By the Barna Group
Photo by Steve Snodgrass, Flickr
March 27, 2013
One of March’s media stories has been the success of the History Channel miniseries,The Bible. The first episode, which premiered on March 3, had 13.1 million viewers, according to Nielsen, making it the highest entertainment (read: non-sports) broadcast of 2013.
The interest in a cable series makes it clear the American public is certainly interested in the Bible. But what do Americans actually think about the Bible? Do they believe it to be sacred, authoritative or merely nonsense? Do they try to follow its exhortations, or do they regard the Bible as antiquated literature? Does the Bible still matter—besides television ratings—to Americans?
Despite a clear cultural interest and awareness of the Bible, the research also shows that neutral or negative attitudes toward the Bible are becoming more commonplace.
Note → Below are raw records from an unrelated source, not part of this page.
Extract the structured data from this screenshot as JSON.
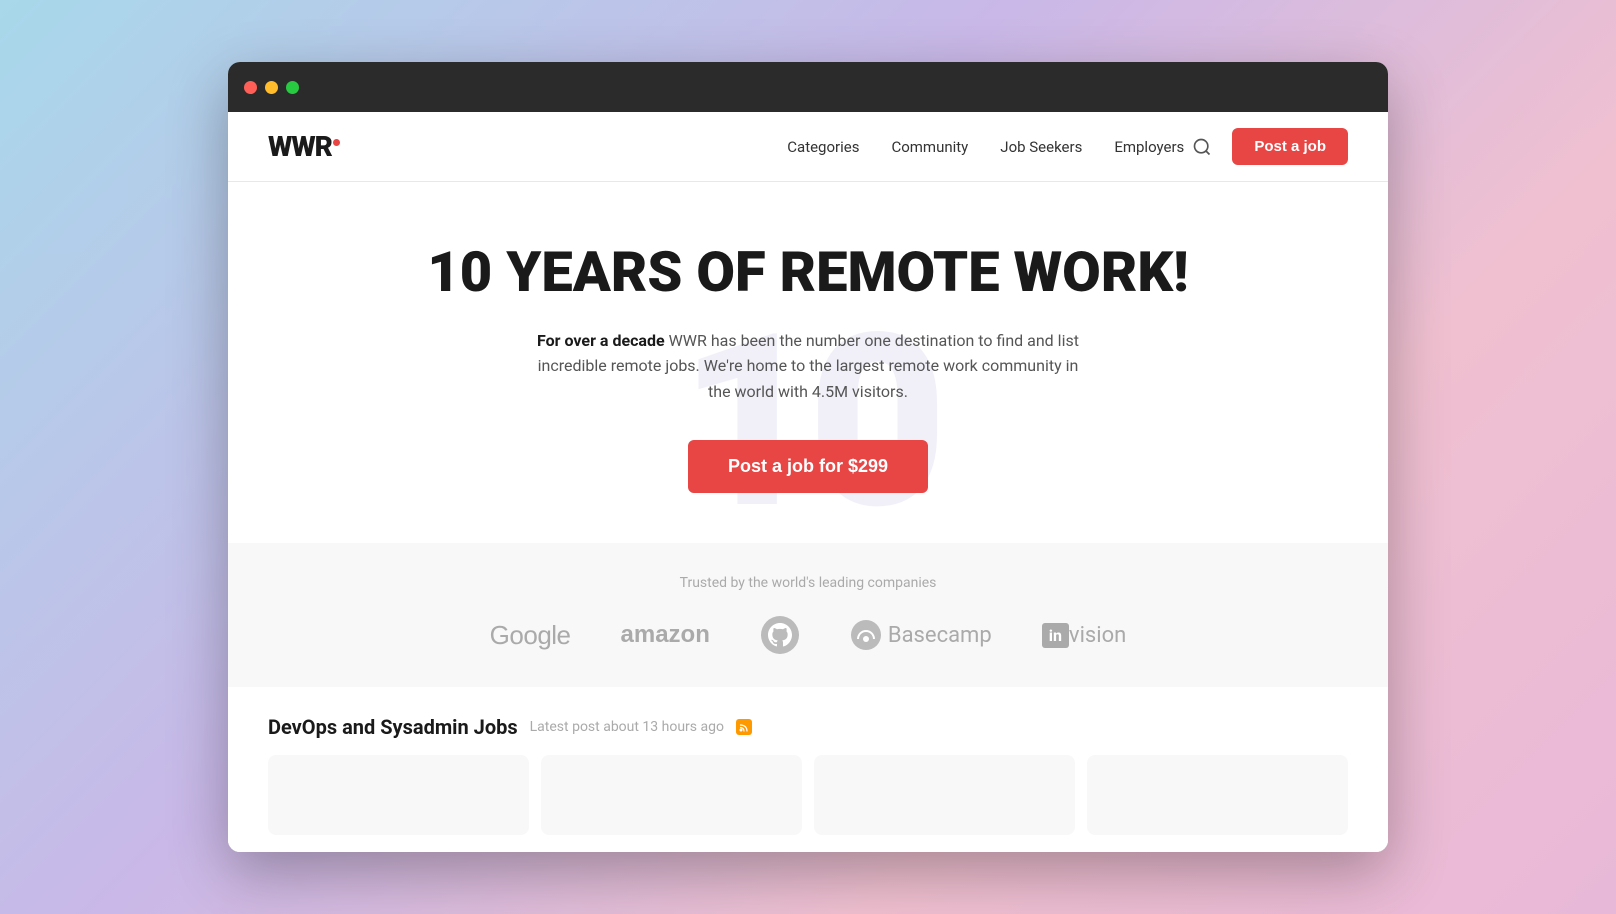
{
  "browser": {
    "traffic_lights": {
      "close": "close",
      "minimize": "minimize",
      "maximize": "maximize"
    }
  },
  "navbar": {
    "logo": "WWR",
    "nav_items": [
      {
        "label": "Categories",
        "href": "#"
      },
      {
        "label": "Community",
        "href": "#"
      },
      {
        "label": "Job Seekers",
        "href": "#"
      },
      {
        "label": "Employers",
        "href": "#"
      }
    ],
    "post_job_button": "Post a job"
  },
  "hero": {
    "title": "10 YEARS OF REMOTE WORK!",
    "subtitle_bold": "For over a decade",
    "subtitle_rest": " WWR has been the number one destination to find and list incredible remote jobs. We're home to the largest remote work community in the world with 4.5M visitors.",
    "cta_button": "Post a job for $299",
    "bg_text": "10"
  },
  "trusted": {
    "label": "Trusted by the world's leading companies",
    "companies": [
      {
        "name": "Google"
      },
      {
        "name": "amazon"
      },
      {
        "name": "GitHub"
      },
      {
        "name": "Basecamp"
      },
      {
        "name": "InVision"
      }
    ]
  },
  "jobs_section": {
    "title": "DevOps and Sysadmin Jobs",
    "meta": "Latest post about 13 hours ago",
    "rss_label": "RSS"
  }
}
In 2011, more than half (53%) of adults said the Bible “contains everything a person needs to live a meaningful life.” In 2013, that percentage dipped below half of the population (47%). And although the 61% of American adults who want to read the Bible represents a majority of Americans, it’s a step down from the 67% of adults who said the same in 2011. Furthermore, the percentage of adults who believe the Bible contains everything a person needs to live a meaningful life has declined substantially from 75% to 66% in the last two years.
Read the rest of the study from the Barna Group here.